By: Amy Putansu
A Decade in Fiber is an exhibition with surprising technical breadth, especially considering the work is all made by recent alumni of a two-year college textiles program. The show is an invitational— the call was announced in January 2020 to the 50 graduates of Haywood Community College’s Professional Crafts Fiber program between 2009 and 2019. Amy Putansu has lead this program since 2008 and organized this celebratory exhibition that was originally planned to welcome the Handweavers Guild of America’s Convergence attendees on a post-conference tour in July 2020.
By the time the conference was canceled due to the COVID-19 pandemic, submissions had already been juried, and the decision was made to proceed with the show. In lieu of on-site visits, a digital catalog was designed and circulated to all those who had registered for the Convergence/Haywood tour. The show is installed in the 700 square foot Mary Cornwell Gallery of the Creative Arts building on the Haywood Community College campus in Clyde, North Carolina. Classes are being held this semester in-person, in small groups and with full safety protocol. Visitors to the gallery are welcome during operating hours with face-coverings required. A Decade in Fiber will close on December 1, 2020.
Most notable about the exhibit as a whole, is the range of textile techniques, as well as the mix of functional fabrics, wall art pieces and sculptural installation—all coexisting harmoniously together. Weaving is a strong focus at Haywood, and objects in this show combine handwovens with resist dying, stitching, quilting and garment construction. Appliqué, cross stitch, felting, rya knotting, and devoré are also found in exciting combinations.

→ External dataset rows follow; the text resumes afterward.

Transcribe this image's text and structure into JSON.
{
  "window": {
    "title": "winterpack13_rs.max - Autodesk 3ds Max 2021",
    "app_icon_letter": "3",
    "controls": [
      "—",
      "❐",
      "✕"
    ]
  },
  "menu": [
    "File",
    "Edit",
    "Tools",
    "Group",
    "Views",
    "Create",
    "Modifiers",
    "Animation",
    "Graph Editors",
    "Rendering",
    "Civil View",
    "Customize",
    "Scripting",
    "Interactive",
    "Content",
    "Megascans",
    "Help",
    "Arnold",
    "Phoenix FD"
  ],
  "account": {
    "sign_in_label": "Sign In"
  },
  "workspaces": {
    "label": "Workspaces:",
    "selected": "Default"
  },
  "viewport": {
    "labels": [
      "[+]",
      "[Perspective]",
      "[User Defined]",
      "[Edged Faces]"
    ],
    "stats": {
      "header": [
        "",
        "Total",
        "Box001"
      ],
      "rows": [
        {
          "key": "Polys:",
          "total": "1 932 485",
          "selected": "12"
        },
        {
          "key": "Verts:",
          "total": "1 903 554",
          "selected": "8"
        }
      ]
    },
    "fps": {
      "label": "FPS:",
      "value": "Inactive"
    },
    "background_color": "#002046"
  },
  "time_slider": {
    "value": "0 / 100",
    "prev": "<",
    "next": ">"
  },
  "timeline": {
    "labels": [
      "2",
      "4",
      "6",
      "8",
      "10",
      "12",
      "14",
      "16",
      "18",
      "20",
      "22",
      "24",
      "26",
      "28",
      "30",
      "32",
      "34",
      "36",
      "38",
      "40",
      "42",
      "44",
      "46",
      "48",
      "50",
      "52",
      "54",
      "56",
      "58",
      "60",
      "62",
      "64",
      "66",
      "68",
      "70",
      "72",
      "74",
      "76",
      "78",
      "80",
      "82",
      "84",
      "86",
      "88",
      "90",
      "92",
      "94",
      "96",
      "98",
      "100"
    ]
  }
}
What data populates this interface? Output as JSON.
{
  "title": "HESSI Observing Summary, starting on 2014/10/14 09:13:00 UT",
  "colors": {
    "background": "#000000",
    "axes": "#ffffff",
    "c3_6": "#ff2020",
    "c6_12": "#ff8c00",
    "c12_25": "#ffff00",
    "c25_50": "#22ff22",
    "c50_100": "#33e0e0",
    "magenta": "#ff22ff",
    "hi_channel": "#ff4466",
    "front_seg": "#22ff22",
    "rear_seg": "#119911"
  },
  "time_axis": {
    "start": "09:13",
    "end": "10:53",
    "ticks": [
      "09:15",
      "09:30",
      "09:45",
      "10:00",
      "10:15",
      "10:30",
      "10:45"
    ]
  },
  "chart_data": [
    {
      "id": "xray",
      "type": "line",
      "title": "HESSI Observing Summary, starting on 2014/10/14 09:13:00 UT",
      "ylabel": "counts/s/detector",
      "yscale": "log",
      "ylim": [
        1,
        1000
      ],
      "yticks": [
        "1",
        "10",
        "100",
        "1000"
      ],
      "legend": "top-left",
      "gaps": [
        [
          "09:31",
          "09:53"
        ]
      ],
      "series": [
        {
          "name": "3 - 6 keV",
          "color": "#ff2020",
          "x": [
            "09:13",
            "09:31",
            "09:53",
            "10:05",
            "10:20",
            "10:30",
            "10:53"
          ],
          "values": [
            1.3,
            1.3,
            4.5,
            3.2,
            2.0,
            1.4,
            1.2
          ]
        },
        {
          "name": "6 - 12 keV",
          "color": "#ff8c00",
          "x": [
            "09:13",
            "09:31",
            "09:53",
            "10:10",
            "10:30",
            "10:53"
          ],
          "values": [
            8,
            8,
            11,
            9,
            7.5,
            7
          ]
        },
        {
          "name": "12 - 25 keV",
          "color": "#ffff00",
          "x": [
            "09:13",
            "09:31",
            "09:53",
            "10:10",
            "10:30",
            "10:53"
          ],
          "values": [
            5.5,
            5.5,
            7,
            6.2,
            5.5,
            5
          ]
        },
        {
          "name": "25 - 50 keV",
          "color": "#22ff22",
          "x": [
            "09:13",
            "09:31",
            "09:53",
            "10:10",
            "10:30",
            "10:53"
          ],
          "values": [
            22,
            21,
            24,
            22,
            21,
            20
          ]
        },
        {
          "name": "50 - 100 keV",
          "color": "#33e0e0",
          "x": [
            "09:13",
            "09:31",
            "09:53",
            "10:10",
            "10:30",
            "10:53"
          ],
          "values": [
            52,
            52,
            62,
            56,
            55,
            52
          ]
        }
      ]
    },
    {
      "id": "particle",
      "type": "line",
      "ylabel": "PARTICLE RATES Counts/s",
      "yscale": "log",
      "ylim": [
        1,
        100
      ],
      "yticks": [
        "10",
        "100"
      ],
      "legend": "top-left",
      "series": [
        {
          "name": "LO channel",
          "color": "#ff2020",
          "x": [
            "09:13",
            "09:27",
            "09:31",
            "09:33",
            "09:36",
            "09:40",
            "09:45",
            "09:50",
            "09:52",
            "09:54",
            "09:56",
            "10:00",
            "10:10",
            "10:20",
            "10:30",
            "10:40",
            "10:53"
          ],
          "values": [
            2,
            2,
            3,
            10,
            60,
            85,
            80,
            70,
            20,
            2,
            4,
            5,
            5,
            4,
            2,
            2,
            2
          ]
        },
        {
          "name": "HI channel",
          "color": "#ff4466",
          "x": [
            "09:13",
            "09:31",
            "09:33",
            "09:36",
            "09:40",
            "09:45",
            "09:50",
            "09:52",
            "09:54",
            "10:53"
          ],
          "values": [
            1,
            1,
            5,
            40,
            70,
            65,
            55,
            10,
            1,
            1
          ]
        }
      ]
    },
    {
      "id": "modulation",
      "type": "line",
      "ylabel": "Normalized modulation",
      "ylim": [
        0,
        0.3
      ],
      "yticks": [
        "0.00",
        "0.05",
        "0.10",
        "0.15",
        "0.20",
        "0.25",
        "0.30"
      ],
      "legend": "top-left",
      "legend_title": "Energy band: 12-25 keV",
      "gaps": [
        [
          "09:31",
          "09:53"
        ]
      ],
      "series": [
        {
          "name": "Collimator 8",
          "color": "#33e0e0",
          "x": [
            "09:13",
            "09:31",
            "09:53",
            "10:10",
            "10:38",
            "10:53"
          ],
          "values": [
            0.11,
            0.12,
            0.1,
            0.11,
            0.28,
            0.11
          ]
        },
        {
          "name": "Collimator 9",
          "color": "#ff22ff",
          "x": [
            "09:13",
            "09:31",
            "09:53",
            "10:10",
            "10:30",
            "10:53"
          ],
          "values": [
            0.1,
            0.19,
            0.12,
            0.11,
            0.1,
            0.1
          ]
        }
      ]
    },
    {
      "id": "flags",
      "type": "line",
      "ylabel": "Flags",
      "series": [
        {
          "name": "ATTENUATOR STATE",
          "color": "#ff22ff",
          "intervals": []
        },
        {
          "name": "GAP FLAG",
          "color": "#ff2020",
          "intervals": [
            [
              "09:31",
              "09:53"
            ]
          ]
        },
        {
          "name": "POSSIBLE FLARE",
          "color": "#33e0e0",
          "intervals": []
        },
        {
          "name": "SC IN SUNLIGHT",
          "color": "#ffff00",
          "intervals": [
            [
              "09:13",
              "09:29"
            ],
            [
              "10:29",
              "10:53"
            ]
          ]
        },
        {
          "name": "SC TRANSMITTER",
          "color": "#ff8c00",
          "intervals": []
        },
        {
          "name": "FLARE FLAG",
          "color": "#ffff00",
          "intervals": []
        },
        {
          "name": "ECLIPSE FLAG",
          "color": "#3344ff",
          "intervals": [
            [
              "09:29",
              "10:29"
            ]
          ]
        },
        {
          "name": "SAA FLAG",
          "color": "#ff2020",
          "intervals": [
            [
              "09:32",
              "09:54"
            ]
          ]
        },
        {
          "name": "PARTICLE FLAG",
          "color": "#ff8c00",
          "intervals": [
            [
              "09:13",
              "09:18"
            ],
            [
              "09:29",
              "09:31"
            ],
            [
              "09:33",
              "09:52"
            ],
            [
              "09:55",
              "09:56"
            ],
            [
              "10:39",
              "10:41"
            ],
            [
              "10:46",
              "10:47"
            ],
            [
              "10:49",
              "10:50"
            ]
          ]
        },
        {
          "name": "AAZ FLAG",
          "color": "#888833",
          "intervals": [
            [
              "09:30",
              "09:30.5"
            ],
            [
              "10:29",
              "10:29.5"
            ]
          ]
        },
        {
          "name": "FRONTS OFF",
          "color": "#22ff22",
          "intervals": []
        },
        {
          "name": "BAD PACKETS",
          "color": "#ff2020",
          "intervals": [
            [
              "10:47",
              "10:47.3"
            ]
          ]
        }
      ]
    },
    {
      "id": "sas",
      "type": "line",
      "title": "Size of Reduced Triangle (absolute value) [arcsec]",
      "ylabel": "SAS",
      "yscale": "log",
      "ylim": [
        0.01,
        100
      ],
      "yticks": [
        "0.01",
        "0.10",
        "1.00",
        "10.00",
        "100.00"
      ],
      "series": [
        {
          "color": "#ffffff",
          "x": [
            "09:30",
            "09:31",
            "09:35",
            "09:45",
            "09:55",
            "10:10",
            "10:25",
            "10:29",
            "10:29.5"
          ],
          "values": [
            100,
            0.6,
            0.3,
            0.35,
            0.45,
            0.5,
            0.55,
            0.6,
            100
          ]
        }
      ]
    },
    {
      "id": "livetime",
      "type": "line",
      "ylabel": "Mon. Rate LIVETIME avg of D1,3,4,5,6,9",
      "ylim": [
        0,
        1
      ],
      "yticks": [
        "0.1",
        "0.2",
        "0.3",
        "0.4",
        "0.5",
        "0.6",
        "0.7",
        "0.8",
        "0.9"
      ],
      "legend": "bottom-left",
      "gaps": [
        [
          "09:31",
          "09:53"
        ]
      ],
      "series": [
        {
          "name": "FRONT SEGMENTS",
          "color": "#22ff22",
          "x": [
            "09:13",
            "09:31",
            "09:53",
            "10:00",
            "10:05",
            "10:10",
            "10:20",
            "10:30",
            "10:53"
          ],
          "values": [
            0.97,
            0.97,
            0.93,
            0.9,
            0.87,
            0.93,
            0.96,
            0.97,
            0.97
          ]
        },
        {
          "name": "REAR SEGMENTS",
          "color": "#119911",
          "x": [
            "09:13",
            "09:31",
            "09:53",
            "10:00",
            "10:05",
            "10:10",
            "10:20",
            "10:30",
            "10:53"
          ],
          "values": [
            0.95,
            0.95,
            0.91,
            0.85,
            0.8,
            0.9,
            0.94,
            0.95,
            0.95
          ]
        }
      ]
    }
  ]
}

Other techniques on display include indigo dyeing with various resist techniques. The digital catalog cover image showcases a charming piece employing rice-paste resist dyeing, one of a pair by Molly Erickson of Minneapolis, Minnesota, Sketches of Francis in Indigo I & II . They are companion pieces, each 12” x 12”, and are an homage to Francis Goodrich, inverting the positive and negative space of a traditional woven overshot pattern, yet achieved entirely through surface design.
“La Blanchisseuse” is a narrative, figurative work. The composition is a sketch created through stitched shibori of a woman in media res; she is a laundress beating the washing on a rock. The maker Helen Cadogan is from Trinidad, and since graduation in 2014, her focus has been to develop contemporary fiber arts in the Caribbean. When Helen was at Haywood, her focus was in both woven tapestry as well as indigo, and drew influence from Gasali Adeyemo.
Becky Juliette Duex came to Haywood from Baltimore, Maryland, and graduated in 2019. Her installation, R.D. 1 Box 389, is a tribute to her grandparents—both of which were craftsmen in their own right. Becky has felt she owes her pathway as a maker to her quilting grandmother and woodworking/coal mining grandfather. In this installation, Becky has translated a crocheted blanket by her grandmother into handwoven, hand dyed and quilted form. The coveralls are ice-dyed to evoke charcoal, dust and hard work, an original pattern stitched with handwoven twill fabric.
The students of HCC Professional Crafts never cease to amaze, in their depth, their integrity and devotion to the craft. When Convergence-Knoxville is held in 2022, another alumni exhibit will be held at the college once again, in celebration of the beauty and substance that Haywood graduates create.
Please check out the full digital program for A Decade of Fiber here: https://issuu.com/aputansu/docs/hcc_pro_crafts_fiber_program
Amy Putansu is a textile artist whose passion and area of expertise is weaving by hand, particularly multiple layer fabric and ondulé. She has led the Professional Crafts Fiber program at Haywood Community College since 2008. To see some of Amy Putansu’s work, please see her website: http://www.putansutextiles.com/ .